2019 Mahmoud was sentenced to two and half years in jail for blasphemy, the prosecutors petitioned to increase Mahmoud’s sentence to death, but the original sentence was upheld.
After 10 months in Jail, Mahmoud was released by presidential pardon, on the condition that he does not publish any articles and he is suspended from any university work for five years.
So, what did Professor Mahmoud do that was considered blasphemous and worthy of the death penalty? He asked via Facebook whether “praying to God for water is really a useful strategy to overcome the drought that affects Somalia every year?”
In a similar case, 17-year-old student and Yemeni national, Tujan Albukhaiti, was tried on charges of insulting religious feelings because of some tweets.
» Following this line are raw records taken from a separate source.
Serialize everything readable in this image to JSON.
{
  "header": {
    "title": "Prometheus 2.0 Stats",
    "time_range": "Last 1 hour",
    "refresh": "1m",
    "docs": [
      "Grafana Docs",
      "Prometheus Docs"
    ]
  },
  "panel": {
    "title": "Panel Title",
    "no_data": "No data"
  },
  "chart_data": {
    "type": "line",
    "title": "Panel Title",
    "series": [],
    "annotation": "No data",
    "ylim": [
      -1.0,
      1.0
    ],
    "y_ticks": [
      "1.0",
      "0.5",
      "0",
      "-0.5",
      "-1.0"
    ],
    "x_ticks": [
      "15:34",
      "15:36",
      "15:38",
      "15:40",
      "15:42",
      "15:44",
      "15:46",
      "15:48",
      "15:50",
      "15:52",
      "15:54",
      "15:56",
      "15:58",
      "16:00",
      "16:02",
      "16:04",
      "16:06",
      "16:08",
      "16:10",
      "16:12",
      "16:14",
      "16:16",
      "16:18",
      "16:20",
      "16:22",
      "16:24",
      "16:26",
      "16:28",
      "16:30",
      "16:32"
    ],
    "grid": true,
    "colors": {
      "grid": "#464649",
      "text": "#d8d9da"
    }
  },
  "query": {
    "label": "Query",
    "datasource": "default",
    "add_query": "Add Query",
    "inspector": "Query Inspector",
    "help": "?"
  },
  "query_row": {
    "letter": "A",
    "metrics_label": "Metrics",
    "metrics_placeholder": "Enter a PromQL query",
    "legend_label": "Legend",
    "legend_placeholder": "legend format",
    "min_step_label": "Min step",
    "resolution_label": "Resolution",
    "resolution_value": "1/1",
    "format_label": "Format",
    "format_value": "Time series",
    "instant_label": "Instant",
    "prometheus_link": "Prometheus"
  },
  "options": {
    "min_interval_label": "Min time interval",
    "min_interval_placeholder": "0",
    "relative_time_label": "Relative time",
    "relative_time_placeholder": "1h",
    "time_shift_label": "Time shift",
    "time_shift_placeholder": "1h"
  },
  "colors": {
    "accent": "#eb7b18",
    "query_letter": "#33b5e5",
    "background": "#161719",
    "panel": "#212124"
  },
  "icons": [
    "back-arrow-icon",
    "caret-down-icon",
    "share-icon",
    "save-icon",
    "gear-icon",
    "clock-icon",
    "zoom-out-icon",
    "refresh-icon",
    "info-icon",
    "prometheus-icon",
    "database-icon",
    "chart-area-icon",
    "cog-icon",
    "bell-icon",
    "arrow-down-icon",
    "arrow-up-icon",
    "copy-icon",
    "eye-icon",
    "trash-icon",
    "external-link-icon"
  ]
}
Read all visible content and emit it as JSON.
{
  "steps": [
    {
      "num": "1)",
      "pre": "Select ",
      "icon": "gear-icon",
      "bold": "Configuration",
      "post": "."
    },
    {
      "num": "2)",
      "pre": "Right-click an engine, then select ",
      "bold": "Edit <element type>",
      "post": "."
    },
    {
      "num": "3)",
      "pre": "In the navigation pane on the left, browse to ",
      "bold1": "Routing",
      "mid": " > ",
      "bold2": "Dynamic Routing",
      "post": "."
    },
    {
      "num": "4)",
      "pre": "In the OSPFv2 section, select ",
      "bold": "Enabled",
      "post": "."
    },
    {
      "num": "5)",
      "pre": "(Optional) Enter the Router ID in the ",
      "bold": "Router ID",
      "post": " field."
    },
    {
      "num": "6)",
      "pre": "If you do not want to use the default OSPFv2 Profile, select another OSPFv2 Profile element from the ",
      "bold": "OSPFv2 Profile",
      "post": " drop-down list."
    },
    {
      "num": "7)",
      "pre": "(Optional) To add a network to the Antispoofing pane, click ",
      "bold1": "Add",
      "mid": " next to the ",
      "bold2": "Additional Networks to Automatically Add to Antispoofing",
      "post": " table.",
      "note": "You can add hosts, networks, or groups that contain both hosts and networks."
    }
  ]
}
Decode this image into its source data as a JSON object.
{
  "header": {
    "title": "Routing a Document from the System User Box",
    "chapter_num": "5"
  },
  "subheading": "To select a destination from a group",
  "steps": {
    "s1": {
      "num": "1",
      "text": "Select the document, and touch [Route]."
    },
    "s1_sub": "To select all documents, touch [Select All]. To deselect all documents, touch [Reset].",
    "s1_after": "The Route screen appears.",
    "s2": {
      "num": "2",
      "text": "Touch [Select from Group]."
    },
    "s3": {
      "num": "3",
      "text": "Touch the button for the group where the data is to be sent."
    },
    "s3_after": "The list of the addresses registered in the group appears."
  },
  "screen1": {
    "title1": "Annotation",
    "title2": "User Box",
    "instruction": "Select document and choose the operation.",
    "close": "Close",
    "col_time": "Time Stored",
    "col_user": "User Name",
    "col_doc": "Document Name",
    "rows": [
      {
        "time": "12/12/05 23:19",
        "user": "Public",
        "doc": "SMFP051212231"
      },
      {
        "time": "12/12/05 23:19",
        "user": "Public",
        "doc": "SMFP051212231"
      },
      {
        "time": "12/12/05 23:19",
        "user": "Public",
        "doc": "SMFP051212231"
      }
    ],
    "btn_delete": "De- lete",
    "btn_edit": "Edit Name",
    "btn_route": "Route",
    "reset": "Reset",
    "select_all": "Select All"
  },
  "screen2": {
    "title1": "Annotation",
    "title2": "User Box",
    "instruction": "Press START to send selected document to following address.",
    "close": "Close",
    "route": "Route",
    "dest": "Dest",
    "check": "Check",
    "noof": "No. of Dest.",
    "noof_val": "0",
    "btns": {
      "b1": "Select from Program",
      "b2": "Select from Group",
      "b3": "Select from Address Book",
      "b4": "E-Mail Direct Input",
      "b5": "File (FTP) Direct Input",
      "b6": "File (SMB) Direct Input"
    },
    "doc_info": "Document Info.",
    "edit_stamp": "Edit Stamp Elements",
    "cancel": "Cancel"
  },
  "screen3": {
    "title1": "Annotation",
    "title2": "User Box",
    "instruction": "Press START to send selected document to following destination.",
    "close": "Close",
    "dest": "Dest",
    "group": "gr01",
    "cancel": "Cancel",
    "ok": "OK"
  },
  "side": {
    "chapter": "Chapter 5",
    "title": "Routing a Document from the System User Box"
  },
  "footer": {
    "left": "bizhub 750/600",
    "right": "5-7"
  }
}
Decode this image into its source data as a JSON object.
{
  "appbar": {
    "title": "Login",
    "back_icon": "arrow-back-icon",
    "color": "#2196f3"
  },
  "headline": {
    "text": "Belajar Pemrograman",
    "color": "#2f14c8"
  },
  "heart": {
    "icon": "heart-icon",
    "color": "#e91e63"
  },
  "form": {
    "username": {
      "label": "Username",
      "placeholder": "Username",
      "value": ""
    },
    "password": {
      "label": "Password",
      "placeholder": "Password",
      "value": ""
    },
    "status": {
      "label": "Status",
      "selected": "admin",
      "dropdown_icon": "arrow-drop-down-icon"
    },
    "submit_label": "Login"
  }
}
Tujan, who lives in a country where writer Nahed Hatr was assassinated because of similar accusations of “blasphemy,” has also been subjected to several death threats.
The cases of Mahmoud and Tujan demonstrate clearly how blasphemy laws are being used as pretext to silence public intellectuals and students from expressing their opinions or any constructive criticism.
We object fundamentally to the notion that “blasphemy” should be treated as a criminal offence, and we call on Somalia to offer protection to Professor Mahmoud and on Jordan to guarantee the safety of the 17 year-old student and to drop the blasphemy charges against her.
مجلس حقوق الإنسان التابع للأمم المتحدة ، الدورة 43 (24 فبراير – 20 مارس 2020)
المناقشة العامة البند 4
“قتل هذا المرتد أمر سيء له في هذه الدنيا، لكنه سيستفيد منه في الحياة الأخرة”
هذا التحريض السريالي على القتل أعلنه إمام مشهور في الصومال ضد أستاذ الفلسفة محمود جامع أحمد.
الأستاذ محمود حكم عليه بالسجن لمدة عامين ونصف بتهمة ازدراء الإسلام، أما المدعي العام فقط اتهمه بالردة و طالب بإعدامه.
بعد 10 أشهر من الإعتقال، تم إطلاق سراح محمود بموجب عفو رئاسي، شريطة أن لا ينشر أي مقالات أو أن يزاول أي عمل جامعي لمدة خمس سنوات.
لكن نتسائل، ما الذي فعله هذا الأستاذ حتى يتم اتهامه بالردة ويطالب المدعي العام بإعدامه؟
ببساطة طرح الأستاذ السؤال البديهي والمشروع الآتي: “هل صلاة الإستسقاء استراتيجية ناجعة للتغلب على الجفاف؟”
و في قضية أخرى تتم هذه الأيام بالأردن محاكمة تلميذة تدعى تواجان البخيتي بتهمة إهانة المشاعر الدينية. توجان أصبحت تعيش حالة من الرعب مهددة من جهة بالاعتقال ومن جهة أخرى الاغتيال.
السيد الرئيس، إن قضيتا كل من الأستاذ محمود والتلميذة توجان توضحان بجلاء كيف أن قوانين التجديف تستخدم كذريعة من أجل إسكات المثقفين والطلاب.
لذلك نحن نعترض من جديد على اعتبار “التجديف” جرائم جنائية، وندعو الصومال إلى توفير الحماية للأستاذ كما نطالب دولة الأردن بضمان سلامة الطالبة ذات الربيع ال 17 وإسقاط تهم التجديف عنها.